Data entries:
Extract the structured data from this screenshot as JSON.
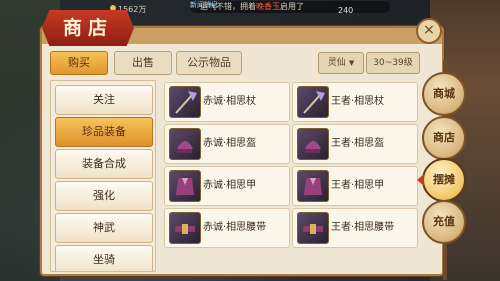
{
  "topbar": {
    "money": "1562万",
    "ticker_prefix": "运气不错，拥着",
    "ticker_highlight": "晚香玉",
    "ticker_suffix": "启用了",
    "system_msg": "新闻消息",
    "num": "240"
  },
  "shop": {
    "title": "商店",
    "close_icon": "×",
    "tabs": [
      {
        "label": "购买",
        "active": true
      },
      {
        "label": "出售",
        "active": false
      },
      {
        "label": "公示物品",
        "active": false
      }
    ],
    "filters": [
      {
        "label": "灵仙",
        "caret": "▼"
      },
      {
        "label": "30~39级"
      }
    ],
    "categories": [
      {
        "label": "关注",
        "active": false
      },
      {
        "label": "珍品装备",
        "active": true
      },
      {
        "label": "装备合成",
        "active": false
      },
      {
        "label": "强化",
        "active": false
      },
      {
        "label": "神武",
        "active": false
      },
      {
        "label": "坐骑",
        "active": false
      }
    ],
    "items": [
      {
        "name": "赤诚·相思杖",
        "tag": "",
        "icon": "staff-icon"
      },
      {
        "name": "王者·相思杖",
        "tag": "",
        "icon": "staff-icon"
      },
      {
        "name": "赤诚·相思盔",
        "tag": "",
        "icon": "helmet-icon"
      },
      {
        "name": "王者·相思盔",
        "tag": "",
        "icon": "helmet-icon"
      },
      {
        "name": "赤诚·相思甲",
        "tag": "",
        "icon": "armor-icon"
      },
      {
        "name": "王者·相思甲",
        "tag": "",
        "icon": "armor-icon"
      },
      {
        "name": "赤诚·相思腰带",
        "tag": "",
        "icon": "belt-icon"
      },
      {
        "name": "王者·相思腰带",
        "tag": "",
        "icon": "belt-icon"
      }
    ]
  },
  "side_menu": [
    {
      "label": "商城",
      "active": false
    },
    {
      "label": "商店",
      "active": false
    },
    {
      "label": "摆摊",
      "active": true
    },
    {
      "label": "充值",
      "active": false
    }
  ],
  "colors": {
    "accent": "#e1962b",
    "title_red": "#c63a22",
    "frame": "#a97a44"
  }
}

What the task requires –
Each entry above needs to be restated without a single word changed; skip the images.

Solution to this problem –
Extract the structured data from this screenshot as JSON.
{
  "topbar": {
    "money": "1562万",
    "ticker_prefix": "运气不错，拥着",
    "ticker_highlight": "晚香玉",
    "ticker_suffix": "启用了",
    "system_msg": "新闻消息",
    "num": "240"
  },
  "shop": {
    "title": "商店",
    "close_icon": "×",
    "tabs": [
      {
        "label": "购买",
        "active": true
      },
      {
        "label": "出售",
        "active": false
      },
      {
        "label": "公示物品",
        "active": false
      }
    ],
    "filters": [
      {
        "label": "灵仙",
        "caret": "▼"
      },
      {
        "label": "30~39级"
      }
    ],
    "categories": [
      {
        "label": "关注",
        "active": false
      },
      {
        "label": "珍品装备",
        "active": true
      },
      {
        "label": "装备合成",
        "active": false
      },
      {
        "label": "强化",
        "active": false
      },
      {
        "label": "神武",
        "active": false
      },
      {
        "label": "坐骑",
        "active": false
      }
    ],
    "items": [
      {
        "name": "赤诚·相思杖",
        "tag": "",
        "icon": "staff-icon"
      },
      {
        "name": "王者·相思杖",
        "tag": "",
        "icon": "staff-icon"
      },
      {
        "name": "赤诚·相思盔",
        "tag": "",
        "icon": "helmet-icon"
      },
      {
        "name": "王者·相思盔",
        "tag": "",
        "icon": "helmet-icon"
      },
      {
        "name": "赤诚·相思甲",
        "tag": "",
        "icon": "armor-icon"
      },
      {
        "name": "王者·相思甲",
        "tag": "",
        "icon": "armor-icon"
      },
      {
        "name": "赤诚·相思腰带",
        "tag": "",
        "icon": "belt-icon"
      },
      {
        "name": "王者·相思腰带",
        "tag": "",
        "icon": "belt-icon"
      }
    ]
  },
  "side_menu": [
    {
      "label": "商城",
      "active": false
    },
    {
      "label": "商店",
      "active": false
    },
    {
      "label": "摆摊",
      "active": true
    },
    {
      "label": "充值",
      "active": false
    }
  ],
  "colors": {
    "accent": "#e1962b",
    "title_red": "#c63a22",
    "frame": "#a97a44"
  }
}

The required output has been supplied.